Is it "Austerity," or is it Responsibility?

If the Keynesian cat were not out of the bag already, Paul Krugman's series of blog posts the past couple of days totally have smoked out his position: Only massive government spending can keep the economies afloat. Like another Paul of centuries ago, Mr. Revere, Krugman is on his horse (Named Mr. Keynes?) crying out, "The recession is coming back! The recession is coming back!"

Now, I tend to find myself in rare agreement with Krugman, except for different reasons. As I have written many times before, Krugman sees an economy simply in terms of spending: when people spend money, times are good, and if they stop spending money, it creates bad times. When people don't spend, then it is up to government to pick up the slack.

But what happens when governments decide not to increase their massive debts and slow their own spending? Krugman (and all Keynesians) believe that such action will create the conditions of the "double-dip recession." Whether it is Canada or Germany or whatever, the message always is the same: spend, spend, spend, or we are doomed, and anyone who disagrees is just plain wrong.

The problem I have with Krugman's protestations is twofold: first, I think that he has his causality wrong in that I believe people stop spending because the economy is in recession; and second, there is no mechanism by which people themselves start spending in order to keep the recovery moving. As I recent wrote in this blog post:
Contra Krugman and his employer, recessions don't occur because people spend less; people spend less because the economy is in recession. Furthermore, the only way to get OUT of the recession is to permit the fundamentals to get back into balance. This is not some sort of Zen "balance," but rather a reflection of the real opportunity costs of the factors of production.

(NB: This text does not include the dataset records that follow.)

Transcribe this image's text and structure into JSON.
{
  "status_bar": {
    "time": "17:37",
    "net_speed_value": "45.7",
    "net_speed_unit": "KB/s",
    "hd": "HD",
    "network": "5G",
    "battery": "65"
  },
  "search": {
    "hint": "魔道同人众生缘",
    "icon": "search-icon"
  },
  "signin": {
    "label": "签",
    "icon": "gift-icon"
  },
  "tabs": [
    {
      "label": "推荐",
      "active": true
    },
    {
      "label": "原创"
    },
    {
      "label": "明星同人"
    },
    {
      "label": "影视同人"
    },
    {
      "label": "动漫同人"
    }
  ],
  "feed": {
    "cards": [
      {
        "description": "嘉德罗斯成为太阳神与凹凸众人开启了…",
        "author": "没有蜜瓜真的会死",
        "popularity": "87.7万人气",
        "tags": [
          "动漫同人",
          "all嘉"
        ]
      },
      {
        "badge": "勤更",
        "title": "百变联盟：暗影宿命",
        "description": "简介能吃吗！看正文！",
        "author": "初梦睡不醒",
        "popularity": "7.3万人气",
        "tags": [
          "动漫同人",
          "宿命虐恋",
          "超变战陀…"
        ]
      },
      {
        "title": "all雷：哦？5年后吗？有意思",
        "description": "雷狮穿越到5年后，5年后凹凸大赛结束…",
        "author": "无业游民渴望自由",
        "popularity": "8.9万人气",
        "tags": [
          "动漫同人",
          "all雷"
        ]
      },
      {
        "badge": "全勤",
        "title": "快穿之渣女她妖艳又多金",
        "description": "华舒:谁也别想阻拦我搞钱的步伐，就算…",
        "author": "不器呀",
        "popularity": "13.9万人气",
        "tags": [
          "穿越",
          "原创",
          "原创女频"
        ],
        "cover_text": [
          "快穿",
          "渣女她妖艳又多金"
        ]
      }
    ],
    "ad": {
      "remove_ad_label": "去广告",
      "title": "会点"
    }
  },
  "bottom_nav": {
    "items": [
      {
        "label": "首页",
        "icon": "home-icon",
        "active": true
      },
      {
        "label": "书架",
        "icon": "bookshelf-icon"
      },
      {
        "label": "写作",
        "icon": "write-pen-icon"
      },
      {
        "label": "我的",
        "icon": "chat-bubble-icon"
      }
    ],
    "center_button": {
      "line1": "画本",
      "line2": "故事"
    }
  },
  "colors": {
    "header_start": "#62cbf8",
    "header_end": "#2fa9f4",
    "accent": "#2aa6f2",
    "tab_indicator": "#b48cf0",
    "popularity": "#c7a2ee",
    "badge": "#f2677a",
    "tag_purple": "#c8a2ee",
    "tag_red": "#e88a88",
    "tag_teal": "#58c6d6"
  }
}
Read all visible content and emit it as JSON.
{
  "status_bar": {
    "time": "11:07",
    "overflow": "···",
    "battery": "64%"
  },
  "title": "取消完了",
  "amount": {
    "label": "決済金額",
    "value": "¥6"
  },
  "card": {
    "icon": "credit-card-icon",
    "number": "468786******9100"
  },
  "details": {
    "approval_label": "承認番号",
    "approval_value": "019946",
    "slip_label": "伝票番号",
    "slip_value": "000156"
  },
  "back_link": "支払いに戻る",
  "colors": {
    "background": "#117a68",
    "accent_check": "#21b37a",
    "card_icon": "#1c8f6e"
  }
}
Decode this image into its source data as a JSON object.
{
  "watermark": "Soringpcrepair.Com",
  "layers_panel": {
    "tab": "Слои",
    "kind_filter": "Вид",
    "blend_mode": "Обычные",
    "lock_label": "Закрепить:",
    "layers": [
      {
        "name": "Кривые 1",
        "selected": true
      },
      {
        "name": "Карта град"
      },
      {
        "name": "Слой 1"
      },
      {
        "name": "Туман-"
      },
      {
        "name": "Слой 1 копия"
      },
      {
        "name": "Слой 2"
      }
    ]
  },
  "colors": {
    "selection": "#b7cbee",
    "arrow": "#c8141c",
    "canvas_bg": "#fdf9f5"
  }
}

Second, it is clear that Krugman and Collins and Company are clueless on what it will take to end this crisis, as they believe that the way to END the crisis is to continue upsetting the economic fundamentals, as though they did not matter. We have to face the issue that if this spending spree continues, we are headed for disaster, as the economy slowly but surely will deteriorate and our ability to repair things in the future will be even more difficult.
We also have to keep in mind that no government on earth is engaging in true fiscal responsibility. The European governments have huge welfare costs that have undermined the productive capacity of the Continent for years, and China still has massive numbers of unproductive state-run enterprises that not only drag down the economy, but force resources in the directions where the markets never would send them.

What Krugman calls "austerity" really is nothing more than some modest spending cutbacks by governments around the world. Furthermore, the huge spending sprees that governments have been creating, financed by debt and printing money, only have extended and expanded the malinvestment of resources, and the only way we can have a true recovery will be the liquidation of those malinvested resources and transferal to those uses that follow the directions set by consumers.

I am not speaking of a morality play in which we now need "austere" policies. Instead, I am speaking of the simple fact that the unsustainable booms of both the Clinton and Bush years pushed the economy in the wrong direction, and until we are able (and willing) to permit the fundamentals of the economy to get into balance, we are going to see these recessionary conditions continue.

It is true that in the short run, so-called austerity will result in even more unemployment, but if we don't stop this fiscal foolishness soon, we are going to have those rates of unemployment -- and worse -- anyway. The cure will be painful, but if we listen to Krugman, there will be no cure, only more disease.


mikeyaustudent said...
This is officially the worlds most annoying song.
Sung by the most annoying 'singer'.

Brutus said...

This isn't really related to the article, but you should create a criticisms section that's 1 or 2 paragraphs long on Krugman's Wikipedia page. You have a pretty good grasp of what he's saying, and you can cite the things like him calling for the housing bubble.